→ What to do: All of the data below needs to be set down again, exactly as shown.

┌──

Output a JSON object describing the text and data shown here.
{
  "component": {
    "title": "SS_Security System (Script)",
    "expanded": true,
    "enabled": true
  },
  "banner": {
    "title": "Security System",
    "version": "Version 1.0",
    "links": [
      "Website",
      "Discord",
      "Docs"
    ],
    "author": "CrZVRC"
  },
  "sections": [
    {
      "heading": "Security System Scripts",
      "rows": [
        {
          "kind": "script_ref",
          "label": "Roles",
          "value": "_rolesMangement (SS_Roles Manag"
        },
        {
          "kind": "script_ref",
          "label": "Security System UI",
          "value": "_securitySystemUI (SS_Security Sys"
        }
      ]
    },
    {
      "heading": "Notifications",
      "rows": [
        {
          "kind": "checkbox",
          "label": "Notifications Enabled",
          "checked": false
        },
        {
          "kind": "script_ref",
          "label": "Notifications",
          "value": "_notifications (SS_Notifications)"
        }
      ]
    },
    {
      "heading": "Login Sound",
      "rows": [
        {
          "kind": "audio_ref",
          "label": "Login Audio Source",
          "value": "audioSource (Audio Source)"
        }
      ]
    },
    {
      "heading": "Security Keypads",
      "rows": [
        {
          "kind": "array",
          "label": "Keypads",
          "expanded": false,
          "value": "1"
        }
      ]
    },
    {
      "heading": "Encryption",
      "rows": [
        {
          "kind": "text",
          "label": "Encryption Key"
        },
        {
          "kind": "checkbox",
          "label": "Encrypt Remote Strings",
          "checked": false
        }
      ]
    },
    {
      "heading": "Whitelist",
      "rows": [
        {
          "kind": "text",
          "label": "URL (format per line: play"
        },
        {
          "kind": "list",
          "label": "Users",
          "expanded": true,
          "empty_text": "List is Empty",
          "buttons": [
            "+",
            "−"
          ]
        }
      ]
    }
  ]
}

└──

→ Result below:
Output a JSON object describing the text and data shown here.
{
  "component": {
    "title": "SS_Security System (Script)",
    "expanded": true,
    "enabled": true
  },
  "banner": {
    "title": "Security System",
    "version": "Version 1.0",
    "links": [
      "Website",
      "Discord",
      "Docs"
    ],
    "author": "CrZVRC"
  },
  "sections": [
    {
      "heading": "Security System Scripts",
      "rows": [
        {
          "kind": "script_ref",
          "label": "Roles",
          "value": "_rolesMangement (SS_Roles Manag"
        },
        {
          "kind": "script_ref",
          "label": "Security System UI",
          "value": "_securitySystemUI (SS_Security Sys"
        }
      ]
    },
    {
      "heading": "Notifications",
      "rows": [
        {
          "kind": "checkbox",
          "label": "Notifications Enabled",
          "checked": false
        },
        {
          "kind": "script_ref",
          "label": "Notifications",
          "value": "_notifications (SS_Notifications)"
        }
      ]
    },
    {
      "heading": "Login Sound",
      "rows": [
        {
          "kind": "audio_ref",
          "label": "Login Audio Source",
          "value": "audioSource (Audio Source)"
        }
      ]
    },
    {
      "heading": "Security Keypads",
      "rows": [
        {
          "kind": "array",
          "label": "Keypads",
          "expanded": false,
          "value": "1"
        }
      ]
    },
    {
      "heading": "Encryption",
      "rows": [
        {
          "kind": "text",
          "label": "Encryption Key"
        },
        {
          "kind": "checkbox",
          "label": "Encrypt Remote Strings",
          "checked": false
        }
      ]
    },
    {
      "heading": "Whitelist",
      "rows": [
        {
          "kind": "text",
          "label": "URL (format per line: play"
        },
        {
          "kind": "list",
          "label": "Users",
          "expanded": true,
          "empty_text": "List is Empty",
          "buttons": [
            "+",
            "−"
          ]
        }
      ]
    }
  ]
}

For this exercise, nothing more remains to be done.